Data items:
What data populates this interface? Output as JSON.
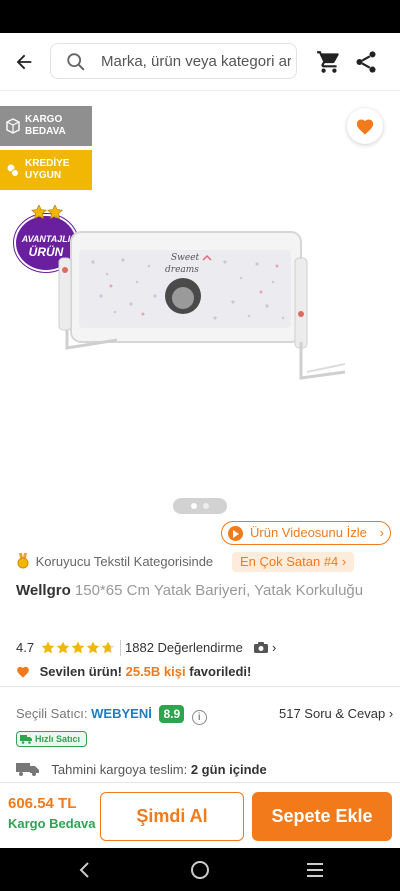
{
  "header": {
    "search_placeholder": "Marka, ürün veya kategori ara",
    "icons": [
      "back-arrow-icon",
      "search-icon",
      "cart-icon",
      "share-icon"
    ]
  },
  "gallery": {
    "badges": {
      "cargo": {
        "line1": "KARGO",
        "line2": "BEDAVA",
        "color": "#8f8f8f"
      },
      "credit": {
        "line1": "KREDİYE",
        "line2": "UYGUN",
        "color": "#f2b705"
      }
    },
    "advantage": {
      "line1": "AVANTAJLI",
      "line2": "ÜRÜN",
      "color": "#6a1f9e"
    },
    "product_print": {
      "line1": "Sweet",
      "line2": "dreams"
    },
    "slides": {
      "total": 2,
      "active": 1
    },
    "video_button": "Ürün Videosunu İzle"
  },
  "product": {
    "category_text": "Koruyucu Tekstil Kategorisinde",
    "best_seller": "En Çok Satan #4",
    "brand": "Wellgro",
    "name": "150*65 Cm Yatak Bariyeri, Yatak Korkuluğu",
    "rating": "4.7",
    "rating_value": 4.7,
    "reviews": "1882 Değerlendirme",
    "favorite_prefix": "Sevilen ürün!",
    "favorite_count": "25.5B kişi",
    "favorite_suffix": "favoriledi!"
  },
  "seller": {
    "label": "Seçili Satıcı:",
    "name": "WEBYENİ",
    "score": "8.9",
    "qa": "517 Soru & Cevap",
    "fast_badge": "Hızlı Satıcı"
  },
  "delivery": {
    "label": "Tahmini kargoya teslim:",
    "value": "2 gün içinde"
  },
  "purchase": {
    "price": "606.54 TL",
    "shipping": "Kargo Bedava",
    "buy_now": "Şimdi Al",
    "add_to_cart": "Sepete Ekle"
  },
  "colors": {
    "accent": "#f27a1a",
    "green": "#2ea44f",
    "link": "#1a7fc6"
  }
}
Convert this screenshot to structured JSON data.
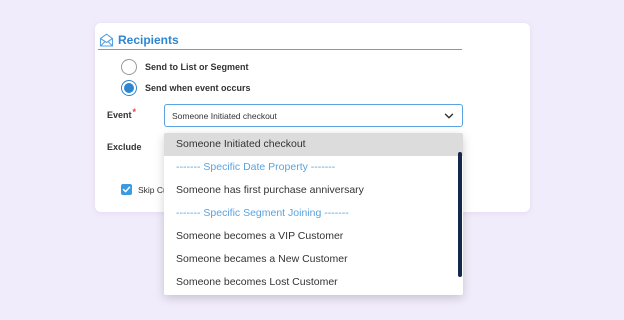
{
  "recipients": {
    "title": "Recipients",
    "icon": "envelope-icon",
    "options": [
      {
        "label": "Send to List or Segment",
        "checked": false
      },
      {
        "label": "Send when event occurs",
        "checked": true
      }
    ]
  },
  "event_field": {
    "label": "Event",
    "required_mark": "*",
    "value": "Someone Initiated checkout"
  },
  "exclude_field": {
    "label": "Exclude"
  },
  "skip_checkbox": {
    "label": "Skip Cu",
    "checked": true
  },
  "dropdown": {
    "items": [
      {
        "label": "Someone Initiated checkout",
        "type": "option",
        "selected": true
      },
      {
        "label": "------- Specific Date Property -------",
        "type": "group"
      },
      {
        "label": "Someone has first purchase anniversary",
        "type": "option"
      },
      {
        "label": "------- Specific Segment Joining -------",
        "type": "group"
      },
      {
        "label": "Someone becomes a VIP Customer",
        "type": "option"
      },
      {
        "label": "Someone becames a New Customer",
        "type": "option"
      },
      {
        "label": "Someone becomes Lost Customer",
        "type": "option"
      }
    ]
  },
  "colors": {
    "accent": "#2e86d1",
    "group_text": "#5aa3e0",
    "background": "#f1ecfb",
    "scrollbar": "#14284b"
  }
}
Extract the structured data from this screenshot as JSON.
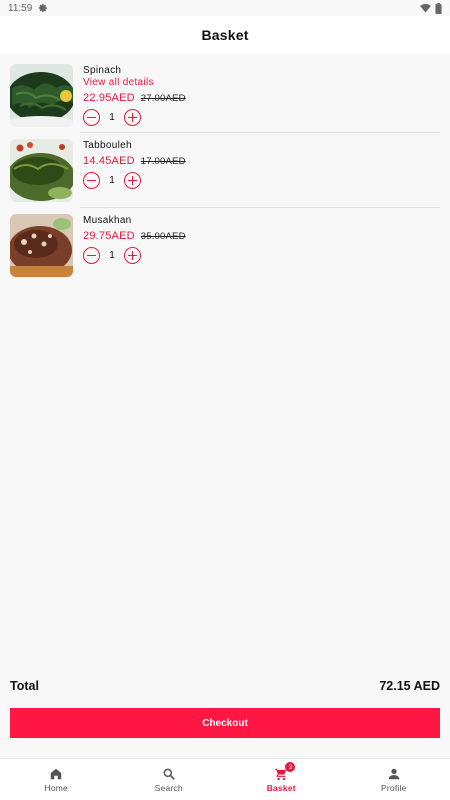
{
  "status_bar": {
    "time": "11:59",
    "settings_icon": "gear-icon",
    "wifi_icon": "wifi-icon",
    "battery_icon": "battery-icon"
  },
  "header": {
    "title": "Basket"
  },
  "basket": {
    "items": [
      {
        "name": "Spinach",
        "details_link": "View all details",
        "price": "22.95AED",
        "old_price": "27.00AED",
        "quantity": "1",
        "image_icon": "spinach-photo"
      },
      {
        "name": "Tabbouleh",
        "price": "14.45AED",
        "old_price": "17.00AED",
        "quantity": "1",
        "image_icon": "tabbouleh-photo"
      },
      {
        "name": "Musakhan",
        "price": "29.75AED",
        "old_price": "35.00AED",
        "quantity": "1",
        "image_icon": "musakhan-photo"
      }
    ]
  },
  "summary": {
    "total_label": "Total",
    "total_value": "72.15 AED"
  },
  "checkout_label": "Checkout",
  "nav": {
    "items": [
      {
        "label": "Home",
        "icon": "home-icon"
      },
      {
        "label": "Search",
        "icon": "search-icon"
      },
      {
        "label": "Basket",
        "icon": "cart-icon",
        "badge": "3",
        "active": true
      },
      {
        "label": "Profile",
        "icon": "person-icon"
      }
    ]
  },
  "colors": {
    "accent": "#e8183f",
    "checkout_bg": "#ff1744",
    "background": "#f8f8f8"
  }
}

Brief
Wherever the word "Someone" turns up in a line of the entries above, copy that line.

Task solution
    "value": "Someone Initiated checkout"
        "label": "Someone Initiated checkout",
        "label": "Someone has first purchase anniversary",
        "label": "Someone becomes a VIP Customer",
        "label": "Someone becames a New Customer",
        "label": "Someone becomes Lost Customer",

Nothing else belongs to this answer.